The financial situation was never as dire as Columbia Club's IRS statements show, van Wijk and his staff say.
Most of the losses stem from annual depreciation of $800,000 on the building, which was built in 1925. Set depreciation aside, and the club has relatively strong cash flow. And even with depreciation, the Columbia Club managed $120,000 in profit when it closed the books on the fiscal year that ended last month.
But the Columbia Club's aging building has a litany of problems. The plumbing is poor. So is the electrical infrastructure. The roof leaks in spots. The heating and cooling system needs an upgrade.
Those problems eventually will be addressed, van Wijk said, but there are no immediate plans to borrow more money or kick off a fund-raising campaign from donors. Instead, improvements are being paid for out of club profits.
To boost them, van Wijk is concentrating on transforming the Columbia Club's staff into a crack team that's ready to help members at every turn--but that also knows how to elegantly keep its distance when not wanted.
Van Wijk has made several key hires to improve the staff. For example, Douglass Knopp, the Conrad Indianapolis' former chef, has moved over to run the kitchen.
The Columbia Club is putting finishing touches on a new first-floor restaurant, Harrison Bistro 121. Its affordable prices are designed to increase foot traffic. Lunch is under $10. Most dinner entrees range from $15 to $22, in line with the rest of the downtown market.
Improving services of every type is necessary to boost club profits. Only a third of the Columbia Club's roughly $7 million in revenue comes from dues. The majority can be traced to food and beverage sales, events and lodging.
Meanwhile, construction workers are busy with surface repairs. Furniture is being replaced. Walls painted. Rooms reshaped.
Eventually, van Wijk plans to knock out some of the walls in the club's 97 guest rooms, making them into 65 larger suites equipped with writing desks, WiFi and flat-screen TVs. He figures occupancy rates would leap from 55 percent to better than 70 percent. And the club could justify charging slightly higher rates.

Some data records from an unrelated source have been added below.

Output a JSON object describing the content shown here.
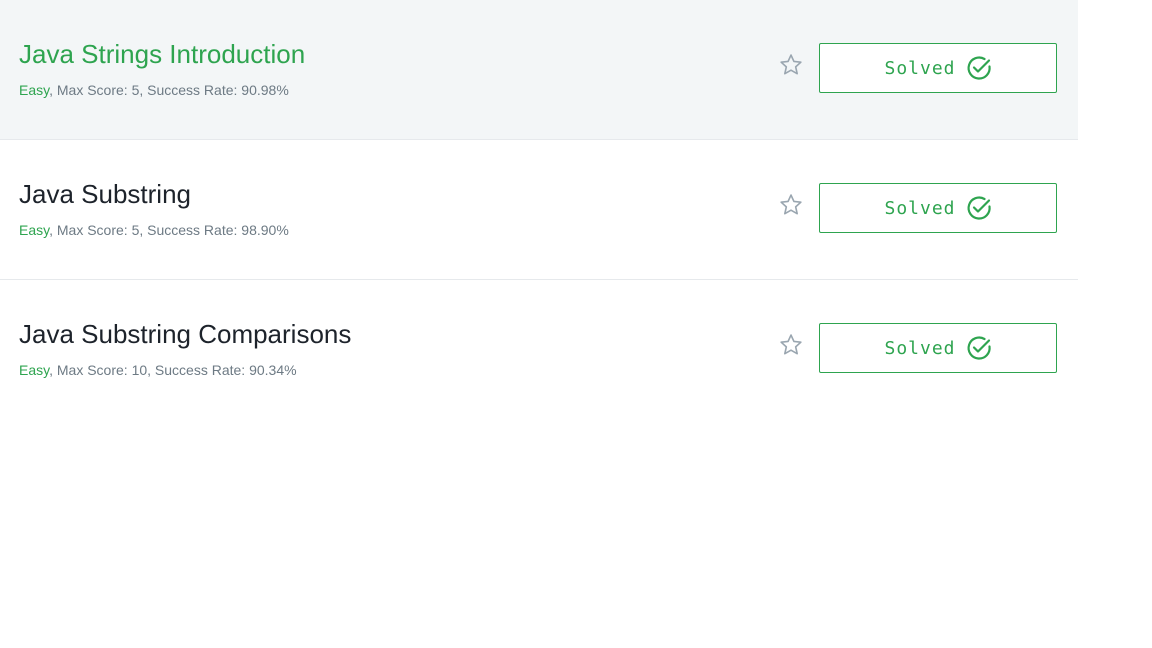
{
  "challenges": [
    {
      "title": "Java Strings Introduction",
      "difficulty": "Easy",
      "details": ", Max Score: 5, Success Rate: 90.98%",
      "status_label": "Solved",
      "hovered": true
    },
    {
      "title": "Java Substring",
      "difficulty": "Easy",
      "details": ", Max Score: 5, Success Rate: 98.90%",
      "status_label": "Solved",
      "hovered": false
    },
    {
      "title": "Java Substring Comparisons",
      "difficulty": "Easy",
      "details": ", Max Score: 10, Success Rate: 90.34%",
      "status_label": "Solved",
      "hovered": false
    }
  ],
  "icons": {
    "bookmark": "star-outline-icon",
    "status": "check-circle-icon"
  },
  "colors": {
    "accent": "#2ea44f",
    "title_text": "#1d232b",
    "meta_text": "#6d7a84",
    "star": "#9aa6b0",
    "hover_background": "#f3f6f7",
    "divider": "#e6e9ec"
  }
}
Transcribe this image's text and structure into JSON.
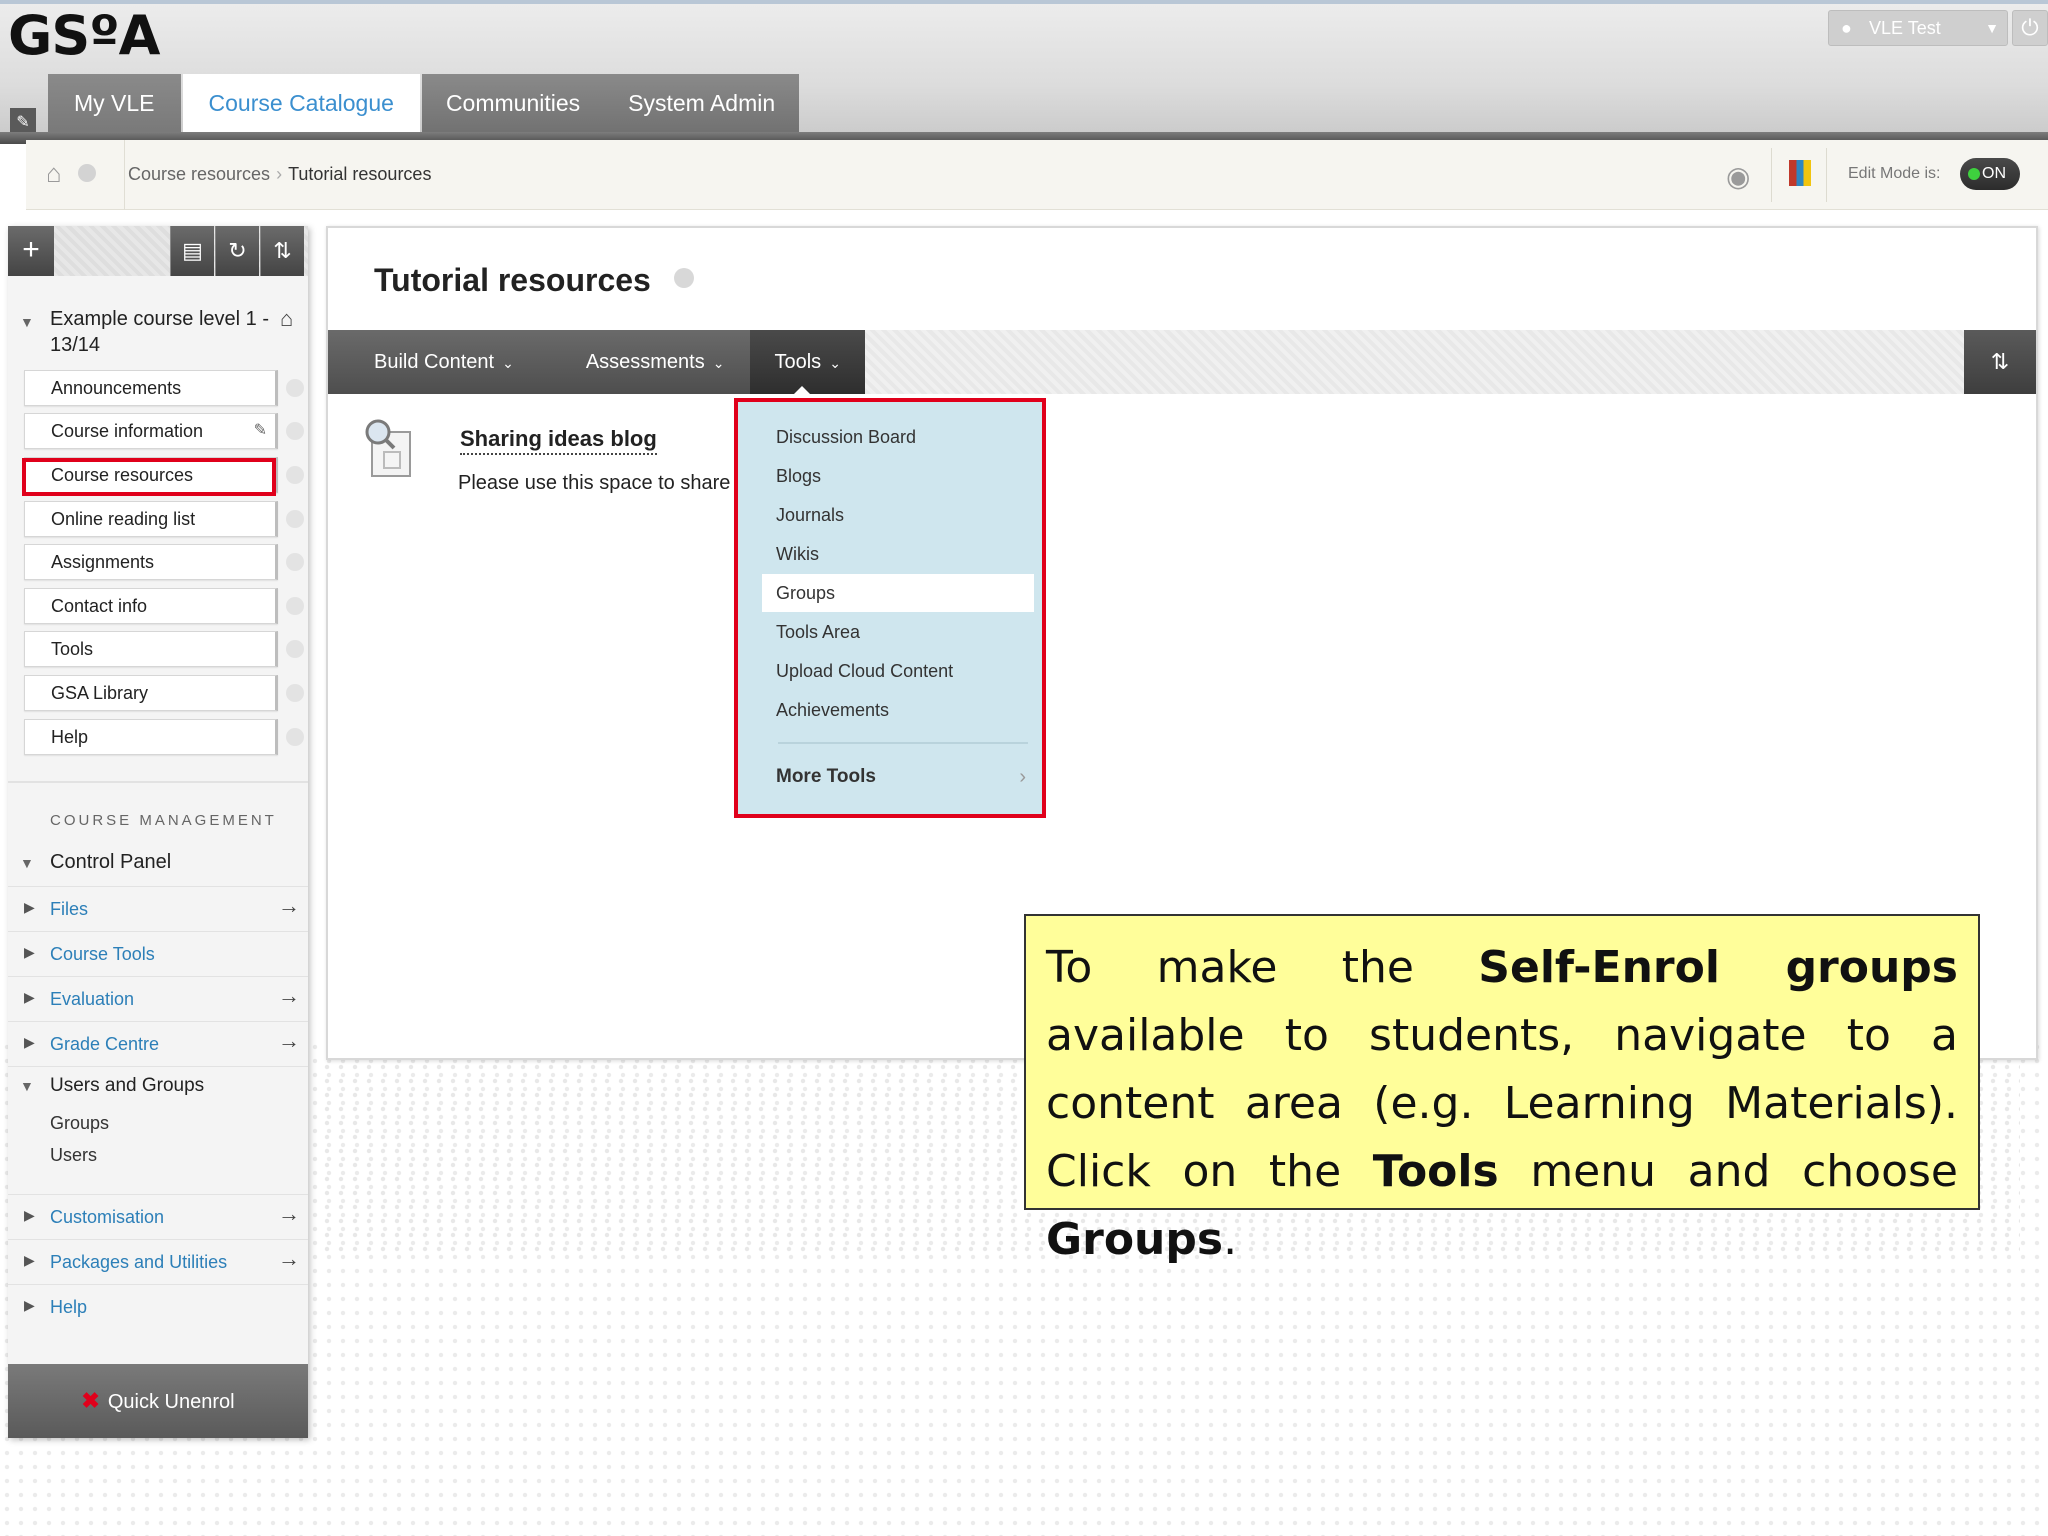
{
  "header": {
    "logo": "GSºA",
    "user": "VLE Test",
    "tabs": [
      "My VLE",
      "Course Catalogue",
      "Communities",
      "System Admin"
    ],
    "active_tab": "Course Catalogue"
  },
  "breadcrumb": {
    "items": [
      "Course resources",
      "Tutorial resources"
    ],
    "separator": "›",
    "edit_mode_label": "Edit Mode is:",
    "edit_mode_value": "ON"
  },
  "left_menu": {
    "course_title": "Example course level 1 - 13/14",
    "items": [
      "Announcements",
      "Course information",
      "Course resources",
      "Online reading list",
      "Assignments",
      "Contact info",
      "Tools",
      "GSA Library",
      "Help"
    ],
    "highlighted_item": "Course resources",
    "course_management_header": "COURSE MANAGEMENT",
    "control_panel_label": "Control Panel",
    "control_panel_items": [
      {
        "label": "Files",
        "arrow": "→"
      },
      {
        "label": "Course Tools",
        "arrow": ""
      },
      {
        "label": "Evaluation",
        "arrow": "→"
      },
      {
        "label": "Grade Centre",
        "arrow": "→"
      }
    ],
    "users_groups_label": "Users and Groups",
    "users_groups_items": [
      "Groups",
      "Users"
    ],
    "lower_items": [
      {
        "label": "Customisation",
        "arrow": "→"
      },
      {
        "label": "Packages and Utilities",
        "arrow": "→"
      },
      {
        "label": "Help",
        "arrow": ""
      }
    ],
    "quick_unenrol": "Quick Unenrol"
  },
  "content": {
    "title": "Tutorial resources",
    "actions": [
      "Build Content",
      "Assessments",
      "Tools"
    ],
    "blog_title": "Sharing ideas blog",
    "blog_description": "Please use this space to share"
  },
  "tools_menu": {
    "items": [
      "Discussion Board",
      "Blogs",
      "Journals",
      "Wikis",
      "Groups",
      "Tools Area",
      "Upload Cloud Content",
      "Achievements"
    ],
    "selected": "Groups",
    "more": "More Tools"
  },
  "callout": {
    "p1": "To make the ",
    "b1": "Self-Enrol groups",
    "p2": " available to students, navigate to a content area (e.g. Learning Materials). Click on the ",
    "b2": "Tools",
    "p3": " menu and choose ",
    "b3": "Groups",
    "p4": "."
  },
  "colors": {
    "accent_blue": "#3b8fcf",
    "highlight_red": "#e0001b",
    "dropdown_bg": "#cfe6ee",
    "callout_bg": "#fffe9a"
  }
}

Columbia Club Board President David Certo likes what he sees so far. Fresh flowers are displayed throughout the building. The food is better. There are more club events designed to appeal to a younger crowd, such as a recent outing to Chicago for a Cubs game. And most important, new members are signing up. The Columbia Club has attracted 45 in the last four months. Another 30 prospects are in the pipeline.
"The primary reason we had heard in the past for why people resigned was for not using the club enough," said Certo, a local attorney.
"By offering products people want, we won't only serve the members better, but we'll attract other people to come and enjoy what we enjoy so much."
The gains stem in part from creative membership incentives. In a promotional push, the Columbia Club has temporarily sliced its $3,000 initiation fee in half. The club also has done away with additional charges to use athletic equipment.
Van Wijk said such changes reflect the times. Wealthy folks still expect impeccable service for their dues. But there used to be waiting lists for membership at exclusive city clubs. Today, it takes strong word-of-mouth marketing to get members' friends into the building.
"Clubs used to wait to be approached by [potential] members," van Wijk said. "Those days are over."